Java stuff, i.e. JDK (Java Development Kit),
EE (Enterprise Edition)
and possibly a mirror copy of the mindprod website in
J:\mindprod\. You would map it to the drive
where this stuff really exists, e.g. C: or E:.
Why have a J: Drive?
If you map your J: drive to whatever drive you installed the
JDK, then you can
use the J: links in the Java glossary to rapidly navigate
the documentation on your local hard disk. e.g.
Oracle’s Technote Guide on 2D Drawing
or a link like this: J:\mindprod\jgloss\jdk.html into
your local hard disk mirror of the Java glossary kept up-to-date via the Replicator. This way you can browse
the Java Glossary and the Oracle documentation rapidly, even when you are offline.
Browser Support for the J: links
reasons, most browsers deliberately do not supported the J: links, directly. However, you can indirectly use the link with:
All browsers also directly support the J: links with
a single click, but only if you have downloaded the mindprod website with the
replicator and are clicking a J: link in a downloaded
document. Only IE directly supports the link whether you download the mindprod website or
use it online.
- In Opera right click copy link and paste into the command line. Then hit enter. Then it will go. Just clicking once does nothing.
- In Mozilla and Firefox, use Copy Link Location and
paste to the command line.
- In Netscape, use Copy ShortCut and paste to the command line..
- IE (Internet Explorer) directly
supports the J: links. Just click as you would any
Setting Up Your J: Drive
Lets assume you installed
the JDK on drive
E:. To map your entire E: drive
so you can also access it as J:, first click My Computer ⇒ right click E: properties
⇒ sharing ⇒ share this folder ⇒ ok. Then click My Computer ⇒ right click E: ⇒ open

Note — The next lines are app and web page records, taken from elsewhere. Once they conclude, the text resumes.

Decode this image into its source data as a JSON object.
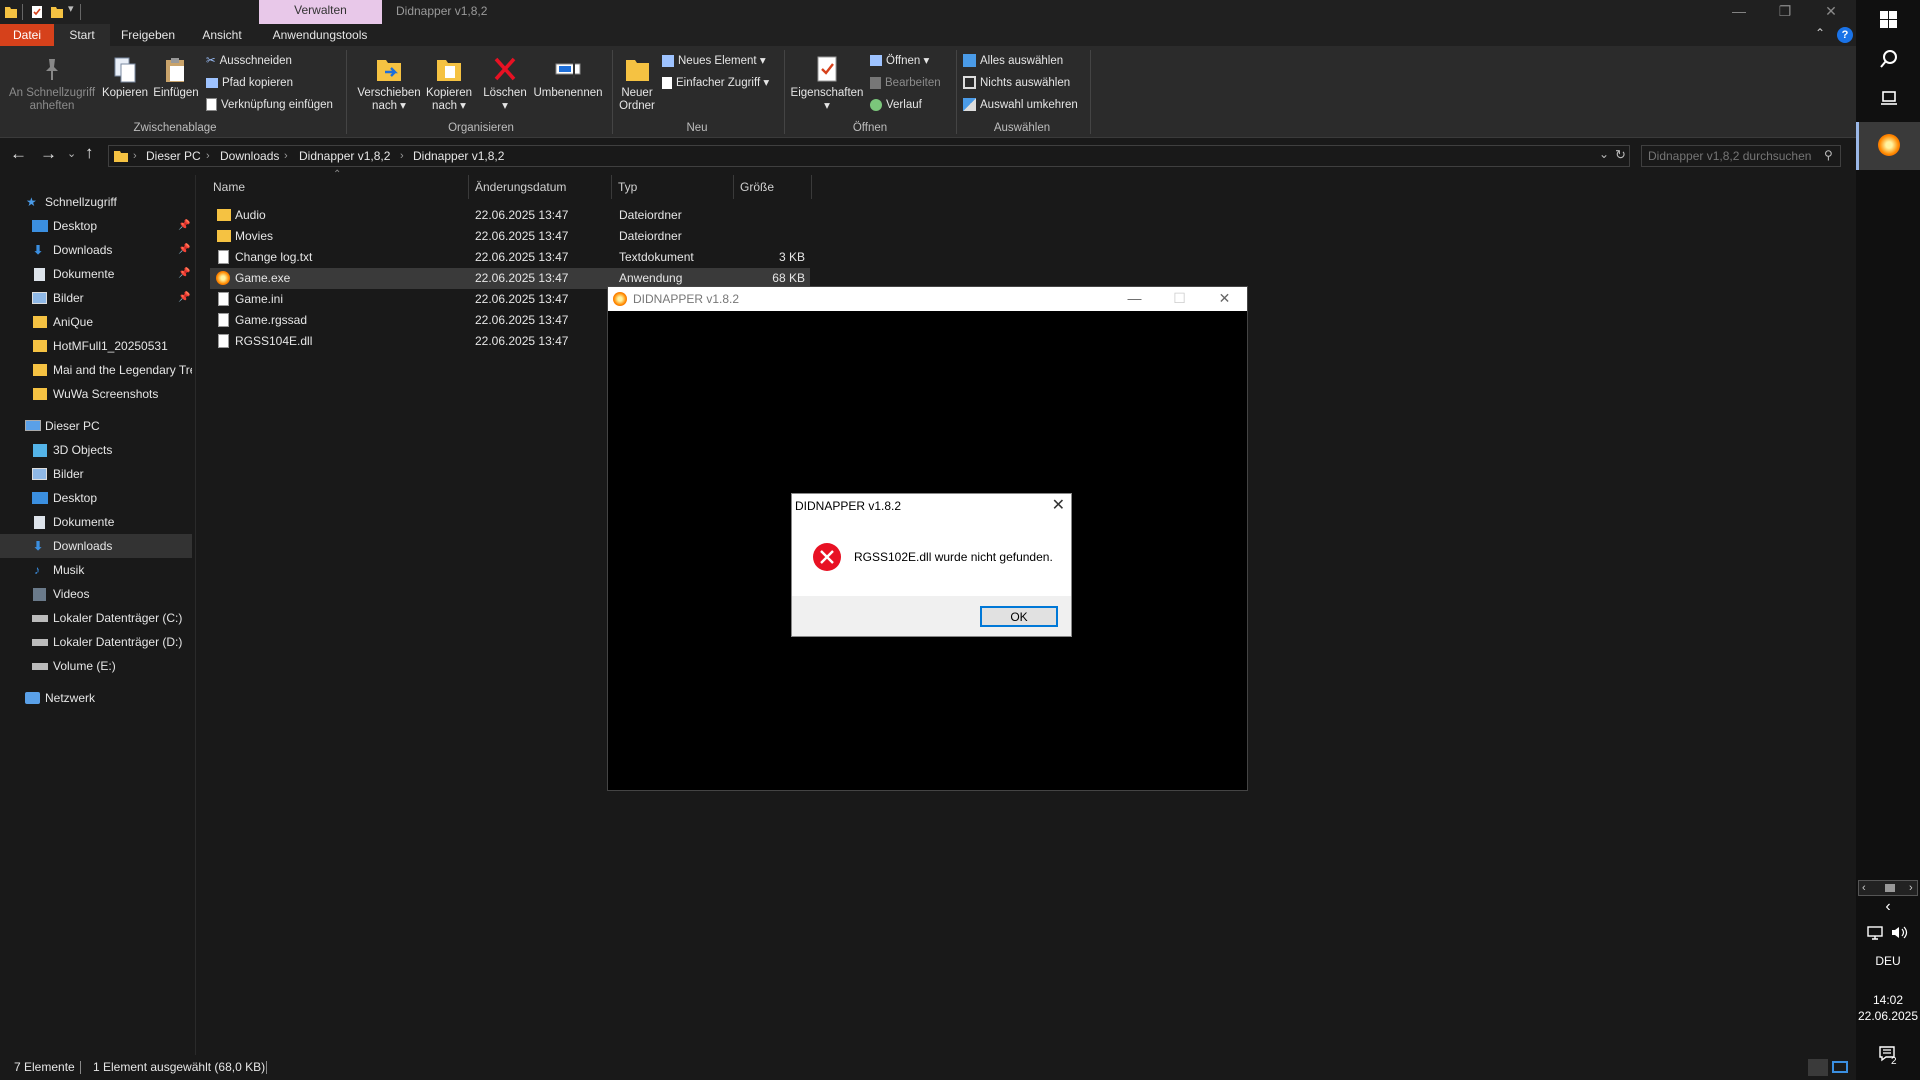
{
  "window": {
    "title": "Didnapper v1,8,2",
    "context_tab": "Verwalten"
  },
  "tabs": [
    "Datei",
    "Start",
    "Freigeben",
    "Ansicht",
    "Anwendungstools"
  ],
  "ribbon": {
    "clipboard": {
      "pin": "An Schnellzugriff anheften",
      "pin_l1": "An Schnellzugriff",
      "pin_l2": "anheften",
      "copy": "Kopieren",
      "paste": "Einfügen",
      "cut": "Ausschneiden",
      "copy_path": "Pfad kopieren",
      "paste_link": "Verknüpfung einfügen",
      "group": "Zwischenablage"
    },
    "organize": {
      "move_l1": "Verschieben",
      "move_l2": "nach",
      "copyto_l1": "Kopieren",
      "copyto_l2": "nach",
      "delete": "Löschen",
      "rename": "Umbenennen",
      "group": "Organisieren"
    },
    "new": {
      "folder_l1": "Neuer",
      "folder_l2": "Ordner",
      "new_item": "Neues Element",
      "easy_access": "Einfacher Zugriff",
      "group": "Neu"
    },
    "open": {
      "properties": "Eigenschaften",
      "open": "Öffnen",
      "edit": "Bearbeiten",
      "history": "Verlauf",
      "group": "Öffnen"
    },
    "select": {
      "all": "Alles auswählen",
      "none": "Nichts auswählen",
      "invert": "Auswahl umkehren",
      "group": "Auswählen"
    }
  },
  "address": {
    "crumbs": [
      "Dieser PC",
      "Downloads",
      "Didnapper v1,8,2",
      "Didnapper v1,8,2"
    ],
    "search_placeholder": "Didnapper v1,8,2 durchsuchen"
  },
  "nav": {
    "quick_access": "Schnellzugriff",
    "quick_items": [
      "Desktop",
      "Downloads",
      "Dokumente",
      "Bilder",
      "AniQue",
      "HotMFull1_20250531",
      "Mai and the Legendary Tre",
      "WuWa Screenshots"
    ],
    "this_pc": "Dieser PC",
    "pc_items": [
      "3D Objects",
      "Bilder",
      "Desktop",
      "Dokumente",
      "Downloads",
      "Musik",
      "Videos",
      "Lokaler Datenträger (C:)",
      "Lokaler Datenträger (D:)",
      "Volume (E:)"
    ],
    "network": "Netzwerk"
  },
  "columns": {
    "name": "Name",
    "date": "Änderungsdatum",
    "type": "Typ",
    "size": "Größe"
  },
  "files": [
    {
      "name": "Audio",
      "date": "22.06.2025 13:47",
      "type": "Dateiordner",
      "size": ""
    },
    {
      "name": "Movies",
      "date": "22.06.2025 13:47",
      "type": "Dateiordner",
      "size": ""
    },
    {
      "name": "Change log.txt",
      "date": "22.06.2025 13:47",
      "type": "Textdokument",
      "size": "3 KB"
    },
    {
      "name": "Game.exe",
      "date": "22.06.2025 13:47",
      "type": "Anwendung",
      "size": "68 KB"
    },
    {
      "name": "Game.ini",
      "date": "22.06.2025 13:47",
      "type": "",
      "size": ""
    },
    {
      "name": "Game.rgssad",
      "date": "22.06.2025 13:47",
      "type": "",
      "size": ""
    },
    {
      "name": "RGSS104E.dll",
      "date": "22.06.2025 13:47",
      "type": "",
      "size": ""
    }
  ],
  "status": {
    "count": "7 Elemente",
    "selected": "1 Element ausgewählt (68,0 KB)"
  },
  "game_window": {
    "title": "DIDNAPPER v1.8.2"
  },
  "dialog": {
    "title": "DIDNAPPER v1.8.2",
    "message": "RGSS102E.dll wurde nicht gefunden.",
    "ok": "OK"
  },
  "taskbar": {
    "lang": "DEU",
    "time": "14:02",
    "date": "22.06.2025",
    "notif_count": "2"
  },
  "colors": {
    "accent_file_tab": "#d6411b",
    "context_tab": "#e8c8e9",
    "dialog_ok_border": "#0078d7",
    "error_icon": "#e81123"
  }
}
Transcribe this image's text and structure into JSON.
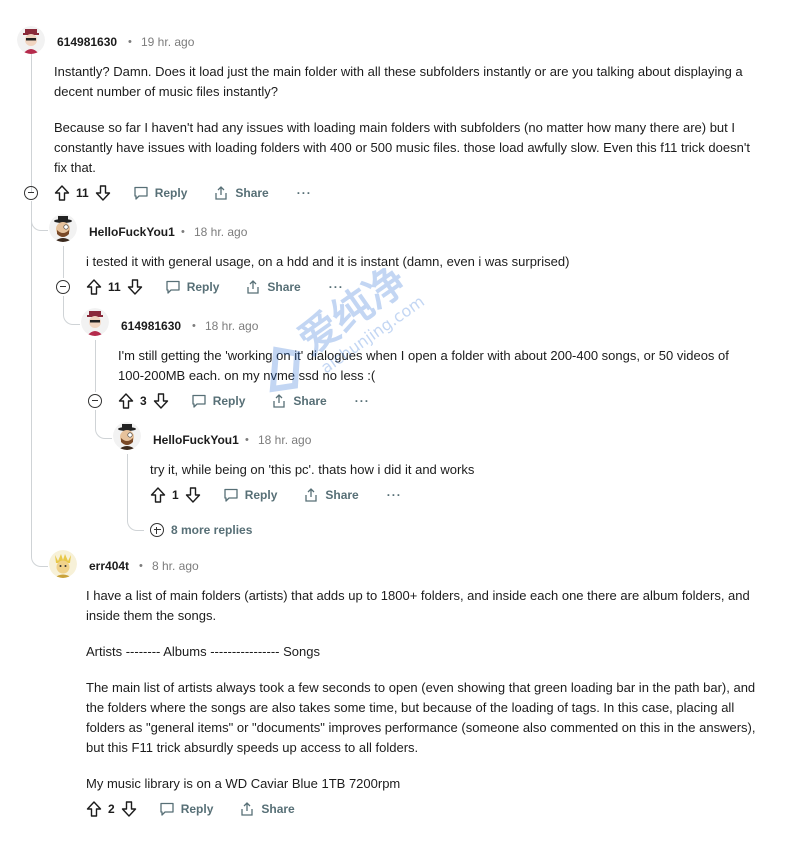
{
  "comments": [
    {
      "author": "614981630",
      "time": "19 hr. ago",
      "paragraphs": [
        "Instantly? Damn. Does it load just the main folder with all these subfolders instantly or are you talking about displaying a decent number of music files instantly?",
        "Because so far I haven't had any issues with loading main folders with subfolders (no matter how many there are) but I constantly have issues with loading folders with 400 or 500 music files. those load awfully slow. Even this f11 trick doesn't fix that."
      ],
      "score": "11"
    },
    {
      "author": "HelloFuckYou1",
      "time": "18 hr. ago",
      "paragraphs": [
        "i tested it with general usage, on a hdd and it is instant (damn, even i was surprised)"
      ],
      "score": "11"
    },
    {
      "author": "614981630",
      "time": "18 hr. ago",
      "paragraphs": [
        "I'm still getting the 'working on it' dialogues when I open a folder with about 200-400 songs, or 50 videos of 100-200MB each. on my nvme ssd no less :("
      ],
      "score": "3"
    },
    {
      "author": "HelloFuckYou1",
      "time": "18 hr. ago",
      "paragraphs": [
        "try it, while being on 'this pc'. thats how i did it and works"
      ],
      "score": "1"
    },
    {
      "author": "err404t",
      "time": "8 hr. ago",
      "paragraphs": [
        "I have a list of main folders (artists) that adds up to 1800+ folders, and inside each one there are album folders, and inside them the songs.",
        "Artists -------- Albums ---------------- Songs",
        "The main list of artists always took a few seconds to open (even showing that green loading bar in the path bar), and the folders where the songs are also takes some time, but because of the loading of tags. In this case, placing all folders as \"general items\" or \"documents\" improves performance (someone also commented on this in the answers), but this F11 trick absurdly speeds up access to all folders.",
        "My music library is on a WD Caviar Blue 1TB 7200rpm"
      ],
      "score": "2"
    }
  ],
  "labels": {
    "reply": "Reply",
    "share": "Share",
    "more": "···",
    "dot": "•",
    "more_replies": "8 more replies"
  },
  "watermark": {
    "text_cn": "爱纯净",
    "text_url": "aichunjing.com"
  },
  "colors": {
    "muted": "#576f76",
    "thread_line": "#cfd3d6",
    "text": "#1c1c1c"
  }
}
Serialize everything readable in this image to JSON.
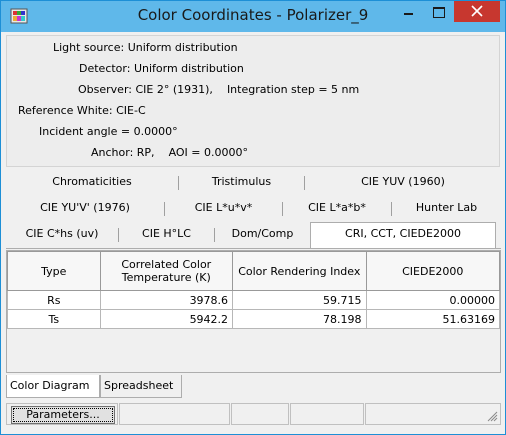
{
  "window": {
    "title": "Color Coordinates - Polarizer_9",
    "icon": "app-palette-icon",
    "colors": {
      "titlebar": "#5fb8ea",
      "close": "#c7372f",
      "accent": "#1d8fd6"
    }
  },
  "info": {
    "light_source": {
      "label": "Light source:",
      "value": "Uniform distribution"
    },
    "detector": {
      "label": "Detector:",
      "value": "Uniform distribution"
    },
    "observer": {
      "label": "Observer:",
      "value": "CIE 2° (1931),",
      "extra": "Integration step = 5 nm"
    },
    "reference_white": {
      "label": "Reference White:",
      "value": "CIE-C"
    },
    "incident_angle": {
      "label": "Incident angle =",
      "value": "0.0000°"
    },
    "anchor": {
      "label": "Anchor:",
      "value": "RP,",
      "extra": "AOI = 0.0000°"
    }
  },
  "tabs": {
    "row1": [
      "Chromaticities",
      "Tristimulus",
      "CIE YUV (1960)"
    ],
    "row2": [
      "CIE YU'V' (1976)",
      "CIE L*u*v*",
      "CIE L*a*b*",
      "Hunter Lab"
    ],
    "row3": [
      "CIE C*hs (uv)",
      "CIE H°LC",
      "Dom/Comp",
      "CRI, CCT, CIEDE2000"
    ],
    "active": "CRI, CCT, CIEDE2000"
  },
  "table": {
    "headers": [
      "Type",
      "Correlated Color Temperature (K)",
      "Color Rendering Index",
      "CIEDE2000"
    ],
    "rows": [
      [
        "Rs",
        "3978.6",
        "59.715",
        "0.00000"
      ],
      [
        "Ts",
        "5942.2",
        "78.198",
        "51.63169"
      ]
    ]
  },
  "bottom_tabs": {
    "items": [
      "Color Diagram",
      "Spreadsheet"
    ],
    "active": "Color Diagram"
  },
  "status": {
    "parameters_button": "Parameters..."
  }
}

⇒ tools ⇒ map network drive. Choose J: as
the drive and type in the name
//roedy/E$as the share name where roedy is your computer’s
name. Infuriatingly, you can’t simply browse to the E:\ directory.
Alternatively you could compose a bat file like this and install it as your
subst J: E:\SUBST is quicker and does not fail when other network
connections fail. You can undo the subst, with subst J: /D
While you are at it you can create fake drive shortcuts to directories you use
often, or you can use subst to dynamically assign the
P: and Q: drives on the fly
when you are working with pairs of directories to save you a lot of typing.
The best way to use the J: drive feature is to download
the website using the Replicator and put it in a directory called
\mindprod on your J:
drive or a drive you subst to be your
Similarly you can set up an X: virtual
drive which I map to my F:
drive where I keep all my executables. This website presumes you store your executables on X:.
Here is the batch file I use to set up the associations, which I run automatically on every boot: